→ **TASK STATEMENT**
Output every record again so that it matches the original word for word.

→ **INFORMATION SUPPLIED**
--------

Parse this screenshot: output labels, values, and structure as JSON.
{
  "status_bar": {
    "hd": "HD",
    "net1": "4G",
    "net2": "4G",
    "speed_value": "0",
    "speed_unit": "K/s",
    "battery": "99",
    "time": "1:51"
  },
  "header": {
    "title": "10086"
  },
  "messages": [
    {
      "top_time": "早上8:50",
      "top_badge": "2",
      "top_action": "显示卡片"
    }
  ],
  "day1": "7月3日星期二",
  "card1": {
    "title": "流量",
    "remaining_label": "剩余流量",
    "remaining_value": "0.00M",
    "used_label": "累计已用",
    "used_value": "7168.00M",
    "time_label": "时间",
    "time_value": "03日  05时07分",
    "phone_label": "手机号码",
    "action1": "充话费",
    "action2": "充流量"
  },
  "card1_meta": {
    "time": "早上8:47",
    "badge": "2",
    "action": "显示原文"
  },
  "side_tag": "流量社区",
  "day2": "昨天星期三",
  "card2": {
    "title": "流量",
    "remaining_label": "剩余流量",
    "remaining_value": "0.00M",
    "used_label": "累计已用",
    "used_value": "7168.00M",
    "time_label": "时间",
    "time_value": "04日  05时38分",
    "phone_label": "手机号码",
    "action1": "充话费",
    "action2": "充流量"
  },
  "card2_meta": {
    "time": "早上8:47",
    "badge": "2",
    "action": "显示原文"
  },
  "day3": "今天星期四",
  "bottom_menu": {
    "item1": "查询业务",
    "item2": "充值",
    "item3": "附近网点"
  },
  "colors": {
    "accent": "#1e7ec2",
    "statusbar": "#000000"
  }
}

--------

→ **EXPECTED OUTPUT**
Parse this screenshot: output labels, values, and structure as JSON.
{
  "status_bar": {
    "hd": "HD",
    "net1": "4G",
    "net2": "4G",
    "speed_value": "0",
    "speed_unit": "K/s",
    "battery": "99",
    "time": "1:51"
  },
  "header": {
    "title": "10086"
  },
  "messages": [
    {
      "top_time": "早上8:50",
      "top_badge": "2",
      "top_action": "显示卡片"
    }
  ],
  "day1": "7月3日星期二",
  "card1": {
    "title": "流量",
    "remaining_label": "剩余流量",
    "remaining_value": "0.00M",
    "used_label": "累计已用",
    "used_value": "7168.00M",
    "time_label": "时间",
    "time_value": "03日  05时07分",
    "phone_label": "手机号码",
    "action1": "充话费",
    "action2": "充流量"
  },
  "card1_meta": {
    "time": "早上8:47",
    "badge": "2",
    "action": "显示原文"
  },
  "side_tag": "流量社区",
  "day2": "昨天星期三",
  "card2": {
    "title": "流量",
    "remaining_label": "剩余流量",
    "remaining_value": "0.00M",
    "used_label": "累计已用",
    "used_value": "7168.00M",
    "time_label": "时间",
    "time_value": "04日  05时38分",
    "phone_label": "手机号码",
    "action1": "充话费",
    "action2": "充流量"
  },
  "card2_meta": {
    "time": "早上8:47",
    "badge": "2",
    "action": "显示原文"
  },
  "day3": "今天星期四",
  "bottom_menu": {
    "item1": "查询业务",
    "item2": "充值",
    "item3": "附近网点"
  },
  "colors": {
    "accent": "#1e7ec2",
    "statusbar": "#000000"
  }
}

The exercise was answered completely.